from The American Heritage® Dictionary of the English Language, 4th Edition

  • transitive v. To feel beforehand; have a premonition of.

from Wiktionary, Creative Commons Attribution/Share-Alike License

  • v. To feel or perceive beforehand or in advance; to have a presentiment of.

from the GNU version of the Collaborative International Dictionary of English

  • transitive v. To feel beforehand; to have a presentiment of.

from The Century Dictionary and Cyclopedia

  • To feel beforehand; feel as if by presentiment.
  • n. In psychology, an anticipatory feeling or anticipatory tactual perception; a tactual image associatively aroused by the presentation of a visual, auditory, etc., stimulus.


From fore- +‎ feel. (Wiktionary)


  • Shall it not be by putting ourselves directly to the work favoring the foundation of new schools, which shall be ruled as much as possible by this spirit of liberty, which we forefeel will dominate the entire work of education in the future?

    Anarchism and Other Essays


Log in or sign up to get involved in the conversation.

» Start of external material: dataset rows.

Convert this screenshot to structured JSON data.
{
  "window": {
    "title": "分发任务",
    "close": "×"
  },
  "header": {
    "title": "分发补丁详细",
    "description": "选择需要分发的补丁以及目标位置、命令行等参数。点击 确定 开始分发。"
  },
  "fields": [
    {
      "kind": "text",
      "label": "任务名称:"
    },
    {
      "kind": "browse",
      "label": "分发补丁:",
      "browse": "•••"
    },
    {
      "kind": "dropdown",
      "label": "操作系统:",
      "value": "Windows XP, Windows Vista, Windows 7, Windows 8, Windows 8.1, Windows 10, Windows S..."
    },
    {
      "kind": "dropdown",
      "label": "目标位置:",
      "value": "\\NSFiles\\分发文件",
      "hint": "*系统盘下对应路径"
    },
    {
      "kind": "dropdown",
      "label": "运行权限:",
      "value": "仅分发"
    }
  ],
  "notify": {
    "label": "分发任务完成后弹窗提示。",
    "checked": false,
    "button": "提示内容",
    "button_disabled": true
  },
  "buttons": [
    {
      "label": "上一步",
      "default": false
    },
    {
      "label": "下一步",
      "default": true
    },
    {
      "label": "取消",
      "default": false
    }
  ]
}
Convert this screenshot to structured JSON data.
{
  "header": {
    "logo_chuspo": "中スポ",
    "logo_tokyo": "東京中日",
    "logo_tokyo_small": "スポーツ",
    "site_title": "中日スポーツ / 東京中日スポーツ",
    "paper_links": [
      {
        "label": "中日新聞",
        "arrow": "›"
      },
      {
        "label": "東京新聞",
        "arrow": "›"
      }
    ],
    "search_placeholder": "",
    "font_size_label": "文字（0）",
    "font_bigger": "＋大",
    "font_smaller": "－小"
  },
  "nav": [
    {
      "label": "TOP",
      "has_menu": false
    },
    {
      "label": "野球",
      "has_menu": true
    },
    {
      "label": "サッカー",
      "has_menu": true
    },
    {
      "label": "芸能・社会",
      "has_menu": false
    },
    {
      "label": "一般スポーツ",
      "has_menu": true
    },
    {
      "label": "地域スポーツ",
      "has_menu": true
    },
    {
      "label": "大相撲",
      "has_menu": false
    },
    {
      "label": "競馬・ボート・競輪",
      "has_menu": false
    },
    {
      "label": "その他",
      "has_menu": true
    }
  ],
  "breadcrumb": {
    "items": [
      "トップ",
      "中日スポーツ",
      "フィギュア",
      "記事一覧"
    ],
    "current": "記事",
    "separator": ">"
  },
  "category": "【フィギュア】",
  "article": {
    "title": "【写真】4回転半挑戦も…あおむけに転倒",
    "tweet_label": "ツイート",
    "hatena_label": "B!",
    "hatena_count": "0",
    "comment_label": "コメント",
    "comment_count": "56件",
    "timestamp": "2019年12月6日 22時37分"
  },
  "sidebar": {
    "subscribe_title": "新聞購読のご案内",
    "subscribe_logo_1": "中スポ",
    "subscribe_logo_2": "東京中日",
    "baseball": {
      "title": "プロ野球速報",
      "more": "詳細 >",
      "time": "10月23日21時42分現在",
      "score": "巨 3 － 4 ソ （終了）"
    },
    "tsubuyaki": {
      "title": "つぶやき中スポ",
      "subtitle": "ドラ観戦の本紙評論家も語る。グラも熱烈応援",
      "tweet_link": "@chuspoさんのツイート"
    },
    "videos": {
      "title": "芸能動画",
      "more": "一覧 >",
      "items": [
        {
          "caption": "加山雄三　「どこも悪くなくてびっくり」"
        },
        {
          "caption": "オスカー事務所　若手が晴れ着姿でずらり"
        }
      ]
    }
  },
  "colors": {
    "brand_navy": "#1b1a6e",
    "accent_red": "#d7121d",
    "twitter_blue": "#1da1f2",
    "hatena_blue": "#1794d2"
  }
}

It's quick and easy.

  • The forefeel of fame was as heady as the old wines of nostalgia.
    --Vladimir Nabokov, 1974, Look at the Harlequins!‎ p. 23

    June 7, 2009